WORK ORDER:
Write out the data once more, exactly as it reads.

Start of Block

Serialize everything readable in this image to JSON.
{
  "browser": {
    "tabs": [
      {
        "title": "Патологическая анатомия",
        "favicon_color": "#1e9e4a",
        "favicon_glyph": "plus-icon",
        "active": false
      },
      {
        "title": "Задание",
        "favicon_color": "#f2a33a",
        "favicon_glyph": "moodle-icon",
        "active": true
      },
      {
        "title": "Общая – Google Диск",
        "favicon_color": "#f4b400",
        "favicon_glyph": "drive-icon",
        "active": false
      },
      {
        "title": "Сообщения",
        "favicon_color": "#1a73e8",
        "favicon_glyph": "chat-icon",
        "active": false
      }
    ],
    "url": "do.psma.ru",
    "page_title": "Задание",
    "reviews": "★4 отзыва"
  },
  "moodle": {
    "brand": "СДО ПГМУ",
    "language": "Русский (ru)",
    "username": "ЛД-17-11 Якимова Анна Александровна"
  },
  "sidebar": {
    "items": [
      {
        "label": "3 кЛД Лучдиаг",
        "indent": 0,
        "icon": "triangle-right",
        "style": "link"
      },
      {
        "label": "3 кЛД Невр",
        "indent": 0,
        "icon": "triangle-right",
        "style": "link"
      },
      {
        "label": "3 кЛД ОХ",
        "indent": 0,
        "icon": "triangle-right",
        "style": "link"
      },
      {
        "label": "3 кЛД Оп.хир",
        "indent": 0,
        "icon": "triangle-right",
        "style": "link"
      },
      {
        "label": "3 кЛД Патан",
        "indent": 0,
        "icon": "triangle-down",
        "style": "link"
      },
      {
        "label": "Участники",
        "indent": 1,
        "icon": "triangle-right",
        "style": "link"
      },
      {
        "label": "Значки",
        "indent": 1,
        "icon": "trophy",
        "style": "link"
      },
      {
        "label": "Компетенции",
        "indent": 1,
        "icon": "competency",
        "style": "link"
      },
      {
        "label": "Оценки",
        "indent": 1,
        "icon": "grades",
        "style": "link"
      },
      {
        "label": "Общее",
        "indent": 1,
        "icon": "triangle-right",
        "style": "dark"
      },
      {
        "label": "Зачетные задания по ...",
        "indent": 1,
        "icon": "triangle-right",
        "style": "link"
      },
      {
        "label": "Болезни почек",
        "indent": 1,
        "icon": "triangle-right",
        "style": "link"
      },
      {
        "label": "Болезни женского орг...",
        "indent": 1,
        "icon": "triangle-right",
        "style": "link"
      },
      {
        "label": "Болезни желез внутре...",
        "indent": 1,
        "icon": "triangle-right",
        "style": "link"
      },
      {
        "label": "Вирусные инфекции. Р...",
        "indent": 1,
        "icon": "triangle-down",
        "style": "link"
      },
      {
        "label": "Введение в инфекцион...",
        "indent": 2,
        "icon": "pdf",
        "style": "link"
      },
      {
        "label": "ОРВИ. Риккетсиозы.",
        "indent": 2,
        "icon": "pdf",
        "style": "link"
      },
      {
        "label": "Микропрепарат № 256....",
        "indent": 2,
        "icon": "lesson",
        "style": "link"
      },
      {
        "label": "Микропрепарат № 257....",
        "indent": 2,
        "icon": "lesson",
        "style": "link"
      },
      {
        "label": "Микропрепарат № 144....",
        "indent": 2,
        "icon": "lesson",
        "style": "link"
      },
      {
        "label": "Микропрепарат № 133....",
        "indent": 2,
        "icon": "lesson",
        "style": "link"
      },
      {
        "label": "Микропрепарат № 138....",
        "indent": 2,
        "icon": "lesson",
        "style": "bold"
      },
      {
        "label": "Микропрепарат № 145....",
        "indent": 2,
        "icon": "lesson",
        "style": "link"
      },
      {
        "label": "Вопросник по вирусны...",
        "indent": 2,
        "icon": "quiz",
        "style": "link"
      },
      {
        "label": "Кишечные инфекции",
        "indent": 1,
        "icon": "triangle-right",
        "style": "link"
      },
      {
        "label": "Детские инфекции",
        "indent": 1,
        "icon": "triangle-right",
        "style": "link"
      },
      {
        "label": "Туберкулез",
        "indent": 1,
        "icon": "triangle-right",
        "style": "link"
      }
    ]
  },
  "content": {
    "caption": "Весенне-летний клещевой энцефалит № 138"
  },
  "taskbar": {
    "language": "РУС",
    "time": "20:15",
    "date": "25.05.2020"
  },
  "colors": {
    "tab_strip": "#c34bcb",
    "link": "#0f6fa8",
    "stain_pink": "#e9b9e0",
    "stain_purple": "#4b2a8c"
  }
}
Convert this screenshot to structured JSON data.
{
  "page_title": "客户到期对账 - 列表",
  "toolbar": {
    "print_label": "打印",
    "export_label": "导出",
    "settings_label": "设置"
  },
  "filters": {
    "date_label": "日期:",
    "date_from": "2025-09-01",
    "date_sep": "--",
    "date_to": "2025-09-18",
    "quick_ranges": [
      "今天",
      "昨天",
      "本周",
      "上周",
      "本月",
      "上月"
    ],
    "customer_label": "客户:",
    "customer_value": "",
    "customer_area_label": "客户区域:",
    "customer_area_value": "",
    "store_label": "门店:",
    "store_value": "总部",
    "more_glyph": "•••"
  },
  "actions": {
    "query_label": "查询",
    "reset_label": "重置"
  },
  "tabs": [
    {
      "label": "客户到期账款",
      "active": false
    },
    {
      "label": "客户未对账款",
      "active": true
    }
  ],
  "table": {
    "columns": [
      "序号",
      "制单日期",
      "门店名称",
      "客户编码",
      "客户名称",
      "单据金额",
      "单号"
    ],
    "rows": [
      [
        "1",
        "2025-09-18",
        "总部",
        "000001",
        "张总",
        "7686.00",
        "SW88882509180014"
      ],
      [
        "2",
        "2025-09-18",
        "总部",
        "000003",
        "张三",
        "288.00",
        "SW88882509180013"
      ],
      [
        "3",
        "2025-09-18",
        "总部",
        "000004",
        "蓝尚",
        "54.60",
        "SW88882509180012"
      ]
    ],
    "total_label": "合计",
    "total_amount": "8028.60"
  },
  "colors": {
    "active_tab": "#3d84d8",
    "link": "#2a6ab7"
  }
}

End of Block

ANSWER TO THIS TASK:
Serialize everything readable in this image to JSON.
{
  "browser": {
    "tabs": [
      {
        "title": "Патологическая анатомия",
        "favicon_color": "#1e9e4a",
        "favicon_glyph": "plus-icon",
        "active": false
      },
      {
        "title": "Задание",
        "favicon_color": "#f2a33a",
        "favicon_glyph": "moodle-icon",
        "active": true
      },
      {
        "title": "Общая – Google Диск",
        "favicon_color": "#f4b400",
        "favicon_glyph": "drive-icon",
        "active": false
      },
      {
        "title": "Сообщения",
        "favicon_color": "#1a73e8",
        "favicon_glyph": "chat-icon",
        "active": false
      }
    ],
    "url": "do.psma.ru",
    "page_title": "Задание",
    "reviews": "★4 отзыва"
  },
  "moodle": {
    "brand": "СДО ПГМУ",
    "language": "Русский (ru)",
    "username": "ЛД-17-11 Якимова Анна Александровна"
  },
  "sidebar": {
    "items": [
      {
        "label": "3 кЛД Лучдиаг",
        "indent": 0,
        "icon": "triangle-right",
        "style": "link"
      },
      {
        "label": "3 кЛД Невр",
        "indent": 0,
        "icon": "triangle-right",
        "style": "link"
      },
      {
        "label": "3 кЛД ОХ",
        "indent": 0,
        "icon": "triangle-right",
        "style": "link"
      },
      {
        "label": "3 кЛД Оп.хир",
        "indent": 0,
        "icon": "triangle-right",
        "style": "link"
      },
      {
        "label": "3 кЛД Патан",
        "indent": 0,
        "icon": "triangle-down",
        "style": "link"
      },
      {
        "label": "Участники",
        "indent": 1,
        "icon": "triangle-right",
        "style": "link"
      },
      {
        "label": "Значки",
        "indent": 1,
        "icon": "trophy",
        "style": "link"
      },
      {
        "label": "Компетенции",
        "indent": 1,
        "icon": "competency",
        "style": "link"
      },
      {
        "label": "Оценки",
        "indent": 1,
        "icon": "grades",
        "style": "link"
      },
      {
        "label": "Общее",
        "indent": 1,
        "icon": "triangle-right",
        "style": "dark"
      },
      {
        "label": "Зачетные задания по ...",
        "indent": 1,
        "icon": "triangle-right",
        "style": "link"
      },
      {
        "label": "Болезни почек",
        "indent": 1,
        "icon": "triangle-right",
        "style": "link"
      },
      {
        "label": "Болезни женского орг...",
        "indent": 1,
        "icon": "triangle-right",
        "style": "link"
      },
      {
        "label": "Болезни желез внутре...",
        "indent": 1,
        "icon": "triangle-right",
        "style": "link"
      },
      {
        "label": "Вирусные инфекции. Р...",
        "indent": 1,
        "icon": "triangle-down",
        "style": "link"
      },
      {
        "label": "Введение в инфекцион...",
        "indent": 2,
        "icon": "pdf",
        "style": "link"
      },
      {
        "label": "ОРВИ. Риккетсиозы.",
        "indent": 2,
        "icon": "pdf",
        "style": "link"
      },
      {
        "label": "Микропрепарат № 256....",
        "indent": 2,
        "icon": "lesson",
        "style": "link"
      },
      {
        "label": "Микропрепарат № 257....",
        "indent": 2,
        "icon": "lesson",
        "style": "link"
      },
      {
        "label": "Микропрепарат № 144....",
        "indent": 2,
        "icon": "lesson",
        "style": "link"
      },
      {
        "label": "Микропрепарат № 133....",
        "indent": 2,
        "icon": "lesson",
        "style": "link"
      },
      {
        "label": "Микропрепарат № 138....",
        "indent": 2,
        "icon": "lesson",
        "style": "bold"
      },
      {
        "label": "Микропрепарат № 145....",
        "indent": 2,
        "icon": "lesson",
        "style": "link"
      },
      {
        "label": "Вопросник по вирусны...",
        "indent": 2,
        "icon": "quiz",
        "style": "link"
      },
      {
        "label": "Кишечные инфекции",
        "indent": 1,
        "icon": "triangle-right",
        "style": "link"
      },
      {
        "label": "Детские инфекции",
        "indent": 1,
        "icon": "triangle-right",
        "style": "link"
      },
      {
        "label": "Туберкулез",
        "indent": 1,
        "icon": "triangle-right",
        "style": "link"
      }
    ]
  },
  "content": {
    "caption": "Весенне-летний клещевой энцефалит № 138"
  },
  "taskbar": {
    "language": "РУС",
    "time": "20:15",
    "date": "25.05.2020"
  },
  "colors": {
    "tab_strip": "#c34bcb",
    "link": "#0f6fa8",
    "stain_pink": "#e9b9e0",
    "stain_purple": "#4b2a8c"
  }
}
Convert this screenshot to structured JSON data.
{
  "page_title": "客户到期对账 - 列表",
  "toolbar": {
    "print_label": "打印",
    "export_label": "导出",
    "settings_label": "设置"
  },
  "filters": {
    "date_label": "日期:",
    "date_from": "2025-09-01",
    "date_sep": "--",
    "date_to": "2025-09-18",
    "quick_ranges": [
      "今天",
      "昨天",
      "本周",
      "上周",
      "本月",
      "上月"
    ],
    "customer_label": "客户:",
    "customer_value": "",
    "customer_area_label": "客户区域:",
    "customer_area_value": "",
    "store_label": "门店:",
    "store_value": "总部",
    "more_glyph": "•••"
  },
  "actions": {
    "query_label": "查询",
    "reset_label": "重置"
  },
  "tabs": [
    {
      "label": "客户到期账款",
      "active": false
    },
    {
      "label": "客户未对账款",
      "active": true
    }
  ],
  "table": {
    "columns": [
      "序号",
      "制单日期",
      "门店名称",
      "客户编码",
      "客户名称",
      "单据金额",
      "单号"
    ],
    "rows": [
      [
        "1",
        "2025-09-18",
        "总部",
        "000001",
        "张总",
        "7686.00",
        "SW88882509180014"
      ],
      [
        "2",
        "2025-09-18",
        "总部",
        "000003",
        "张三",
        "288.00",
        "SW88882509180013"
      ],
      [
        "3",
        "2025-09-18",
        "总部",
        "000004",
        "蓝尚",
        "54.60",
        "SW88882509180012"
      ]
    ],
    "total_label": "合计",
    "total_amount": "8028.60"
  },
  "colors": {
    "active_tab": "#3d84d8",
    "link": "#2a6ab7"
  }
}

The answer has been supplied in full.